The input:
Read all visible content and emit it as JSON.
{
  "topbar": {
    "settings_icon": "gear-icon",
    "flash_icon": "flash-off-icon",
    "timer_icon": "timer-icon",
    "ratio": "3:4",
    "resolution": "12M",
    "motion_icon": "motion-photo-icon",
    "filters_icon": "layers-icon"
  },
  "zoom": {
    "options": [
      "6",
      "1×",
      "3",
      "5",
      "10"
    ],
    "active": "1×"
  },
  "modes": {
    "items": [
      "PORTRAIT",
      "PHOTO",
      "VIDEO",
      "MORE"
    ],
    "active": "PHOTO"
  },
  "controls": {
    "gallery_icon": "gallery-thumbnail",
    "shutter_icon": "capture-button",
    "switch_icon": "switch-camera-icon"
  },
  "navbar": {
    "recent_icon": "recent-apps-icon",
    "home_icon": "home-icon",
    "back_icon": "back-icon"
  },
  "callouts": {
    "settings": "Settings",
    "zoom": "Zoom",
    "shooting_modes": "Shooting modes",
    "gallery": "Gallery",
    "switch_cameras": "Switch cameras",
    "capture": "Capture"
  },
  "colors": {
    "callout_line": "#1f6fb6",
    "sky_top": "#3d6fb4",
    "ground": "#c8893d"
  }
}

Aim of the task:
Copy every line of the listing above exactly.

Exercise answer:
Read all visible content and emit it as JSON.
{
  "topbar": {
    "settings_icon": "gear-icon",
    "flash_icon": "flash-off-icon",
    "timer_icon": "timer-icon",
    "ratio": "3:4",
    "resolution": "12M",
    "motion_icon": "motion-photo-icon",
    "filters_icon": "layers-icon"
  },
  "zoom": {
    "options": [
      "6",
      "1×",
      "3",
      "5",
      "10"
    ],
    "active": "1×"
  },
  "modes": {
    "items": [
      "PORTRAIT",
      "PHOTO",
      "VIDEO",
      "MORE"
    ],
    "active": "PHOTO"
  },
  "controls": {
    "gallery_icon": "gallery-thumbnail",
    "shutter_icon": "capture-button",
    "switch_icon": "switch-camera-icon"
  },
  "navbar": {
    "recent_icon": "recent-apps-icon",
    "home_icon": "home-icon",
    "back_icon": "back-icon"
  },
  "callouts": {
    "settings": "Settings",
    "zoom": "Zoom",
    "shooting_modes": "Shooting modes",
    "gallery": "Gallery",
    "switch_cameras": "Switch cameras",
    "capture": "Capture"
  },
  "colors": {
    "callout_line": "#1f6fb6",
    "sky_top": "#3d6fb4",
    "ground": "#c8893d"
  }
}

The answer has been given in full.